#### [ACTION ITEM]
Search each line below for "JSON", then return the lines where it appears.

#### [DATA TO USE]
^^^^^^^^
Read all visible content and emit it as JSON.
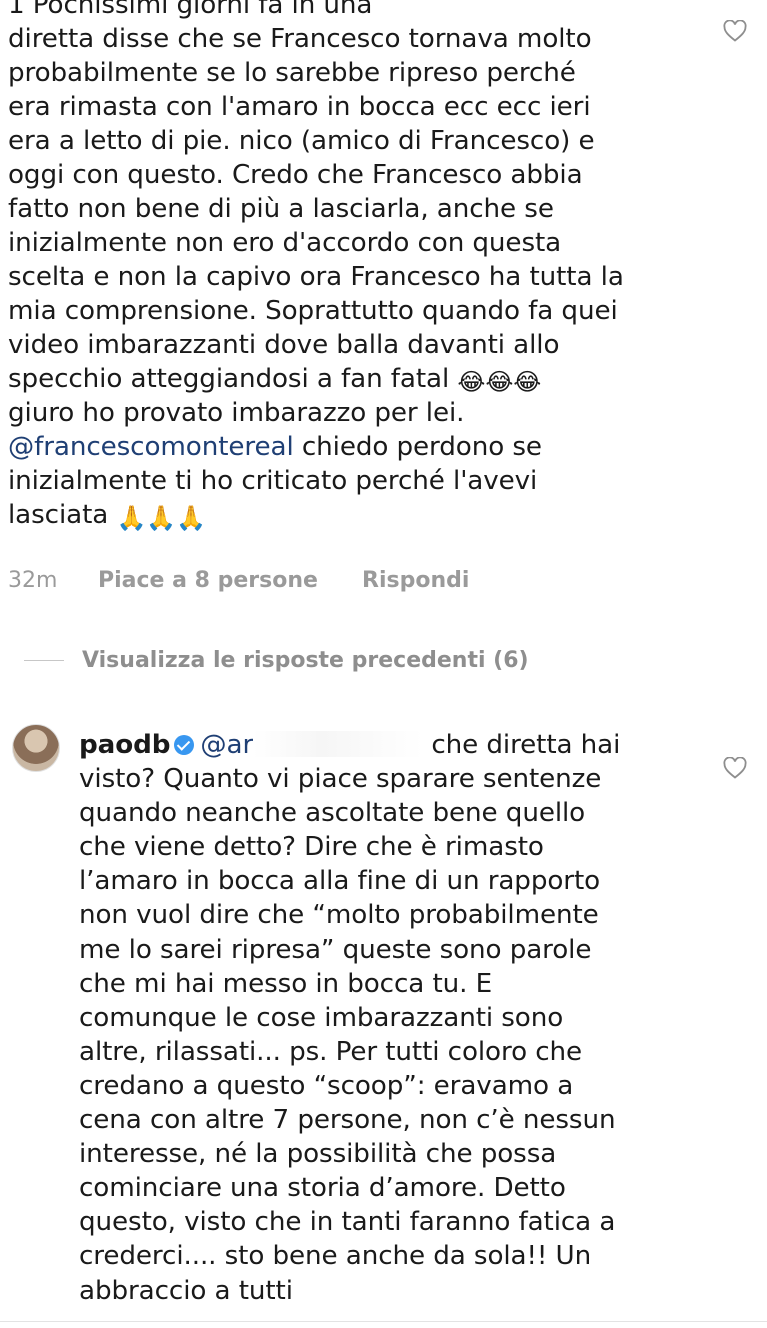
{
  "comment1": {
    "text_line1": "1 Pochissimi giorni fa in una",
    "text_body": "diretta disse che se Francesco tornava molto\nprobabilmente se lo sarebbe ripreso perché\nera rimasta con l'amaro in bocca ecc ecc ieri\nera a letto di pie. nico (amico di Francesco) e\noggi con questo. Credo che Francesco abbia\nfatto non bene di più a lasciarla, anche se\ninizialmente non ero d'accordo con questa\nscelta e non la capivo ora Francesco ha tutta la\nmia comprensione. Soprattutto quando fa quei\nvideo imbarazzanti dove balla davanti allo\nspecchio atteggiandosi a fan fatal",
    "laugh_emojis": "😂😂😂",
    "text_after": "giuro ho provato imbarazzo per lei.",
    "mention": "@francescomontereal",
    "text_tail": " chiedo perdono se\ninizialmente ti ho criticato perché l'avevi\nlasciata",
    "pray_emojis": "🙏🙏🙏",
    "time": "32m",
    "likes": "Piace a 8 persone",
    "reply": "Rispondi"
  },
  "view_replies": "Visualizza le risposte precedenti (6)",
  "comment2": {
    "username": "paodb",
    "mention_prefix": "@ar",
    "text_first": "che diretta hai",
    "text_body": "visto? Quanto vi piace sparare sentenze\nquando neanche ascoltate bene quello\nche viene detto? Dire che è rimasto\nl’amaro in bocca alla fine di un rapporto\nnon vuol dire che “molto probabilmente\nme lo sarei ripresa” queste sono parole\nche mi hai messo in bocca tu. E\ncomunque le cose imbarazzanti sono\naltre, rilassati... ps. Per tutti coloro che\ncredano a questo “scoop”: eravamo a\ncena con altre 7 persone, non c’è nessun\ninteresse, né la possibilità che possa\ncominciare una storia d’amore. Detto\nquesto, visto che in tanti faranno fatica a\ncrederci.... sto bene anche da sola!! Un\nabbraccio a tutti"
  },
  "icons": {
    "like": "heart-icon",
    "verified": "verified-badge-icon",
    "avatar": "avatar"
  }
}
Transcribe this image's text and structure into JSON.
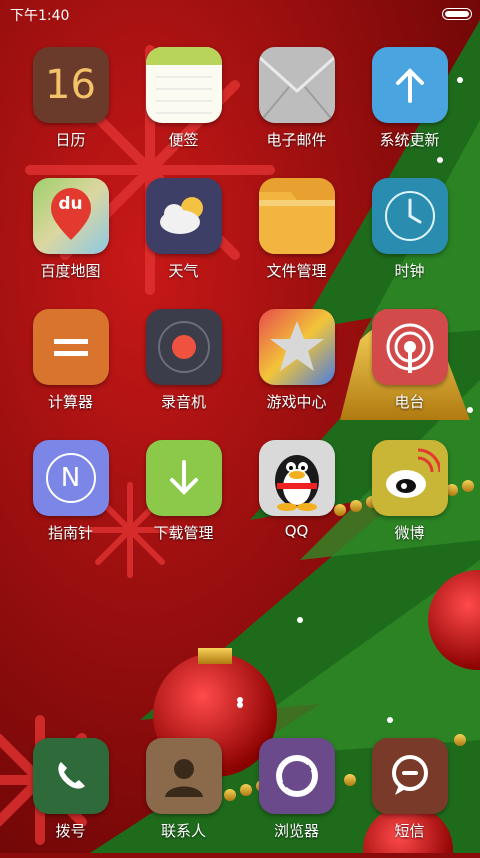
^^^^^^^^
#### [OUTPUT OF THE EXERCISE]
Read all visible content and emit it as JSON.
Transcribe this image's text and structure into JSON.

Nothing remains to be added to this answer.